First up, the Virtual World’s discussion (lead by Expara) talked about the potential of virtual worlds overtaking our current Internet as a predominant online platform. Unfortunately, they reiterated that “it is the future”, without providing any usable evidence (yes, the “iffy” SL economy data was cited). Participant were solicited for views on what they thought about their claim, but since the question was superficial to begin with, most of us had little to go on and agreed that it was just hype.
I joined in by explaining how 3D virtual spaces should be viewed like any other media, where they don’t replace one another, but rather used according to a one’s needs. In the case of Second Life, I explained how for the first time on the Internet, shades of identity, spatial presence and non-verbal communication could be experienced in a very rich way. This allows for SL to be a great socializing medium, which I see as a serious application of such services. We use particular media for particular needs, and no one needs to dominate over another. Judging from the Expara’s take on this, I doubt they fully grasped what I meant.
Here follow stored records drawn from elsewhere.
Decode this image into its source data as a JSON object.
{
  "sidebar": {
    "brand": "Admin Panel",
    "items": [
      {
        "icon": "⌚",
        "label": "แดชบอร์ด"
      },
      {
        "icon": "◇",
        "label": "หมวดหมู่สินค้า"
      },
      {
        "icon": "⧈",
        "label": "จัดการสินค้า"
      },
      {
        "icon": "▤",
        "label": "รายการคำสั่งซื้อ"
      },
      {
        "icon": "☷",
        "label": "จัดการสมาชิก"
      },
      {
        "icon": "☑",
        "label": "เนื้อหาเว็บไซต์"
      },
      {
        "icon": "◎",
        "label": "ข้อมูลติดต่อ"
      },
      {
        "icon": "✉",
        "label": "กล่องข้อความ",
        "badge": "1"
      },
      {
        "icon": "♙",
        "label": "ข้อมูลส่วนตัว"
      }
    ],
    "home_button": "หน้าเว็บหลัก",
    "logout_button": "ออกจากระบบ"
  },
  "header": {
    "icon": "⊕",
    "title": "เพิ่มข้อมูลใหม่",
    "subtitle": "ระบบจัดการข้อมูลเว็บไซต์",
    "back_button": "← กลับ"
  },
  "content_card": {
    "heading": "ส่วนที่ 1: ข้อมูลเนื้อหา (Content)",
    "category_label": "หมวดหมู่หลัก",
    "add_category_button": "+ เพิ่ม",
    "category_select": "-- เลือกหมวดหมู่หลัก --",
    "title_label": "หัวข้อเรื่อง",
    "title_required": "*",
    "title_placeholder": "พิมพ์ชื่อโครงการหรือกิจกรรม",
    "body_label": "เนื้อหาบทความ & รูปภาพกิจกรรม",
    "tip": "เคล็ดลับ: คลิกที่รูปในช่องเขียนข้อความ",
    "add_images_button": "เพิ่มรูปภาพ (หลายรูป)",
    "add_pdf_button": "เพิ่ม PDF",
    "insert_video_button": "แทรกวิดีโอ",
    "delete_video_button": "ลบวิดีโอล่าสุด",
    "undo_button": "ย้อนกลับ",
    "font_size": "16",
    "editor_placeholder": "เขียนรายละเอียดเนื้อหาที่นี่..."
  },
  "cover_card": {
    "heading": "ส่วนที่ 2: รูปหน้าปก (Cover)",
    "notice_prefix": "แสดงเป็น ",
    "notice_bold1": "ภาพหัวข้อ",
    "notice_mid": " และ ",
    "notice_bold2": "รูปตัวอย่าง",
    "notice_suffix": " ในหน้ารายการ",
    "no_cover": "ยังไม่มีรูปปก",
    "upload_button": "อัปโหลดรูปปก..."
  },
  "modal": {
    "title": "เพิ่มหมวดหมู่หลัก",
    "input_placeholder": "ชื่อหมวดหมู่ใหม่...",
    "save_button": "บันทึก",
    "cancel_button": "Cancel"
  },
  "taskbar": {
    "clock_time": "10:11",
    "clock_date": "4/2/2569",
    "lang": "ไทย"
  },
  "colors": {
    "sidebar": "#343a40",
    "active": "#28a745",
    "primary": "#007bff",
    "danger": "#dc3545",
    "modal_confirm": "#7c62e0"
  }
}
From a later conversation I had with them, I learnt that they were actually trying tap into virtual economies. Thanks to people like Anshe Chung, Second Life has been invaded by new residents hoping to make a quick buck, without truly participating in the existing culture throughout the lands. These gold-rush residents exploit the goodwill that could have persisted in SL, since they use all means (including scripts/bots) for economic gains. For example, they sometimes use multiple accounts to buy over cheap First Land meant for new residents, and reselling them for a huge profit. On the other hand, there are metaverse marketing companies such as The Electric Sheep Company and Millions of Us who seem to be doing a decent job establishing SL presence for real-life companies, yet incorporating them well into SL social/technological ecology. The bottomline is that one really has to see where the difference lie, and to use such metaverses according to their advantages over traditional textual spaces.
If only the Expara group were less guarded with their ideas, participants like ourselves would have reciprocated in kind. Granted in a user-generated unconference anything goes, but the same dynamics of giving and sharing still needs to exist for everyone to happily co-operate.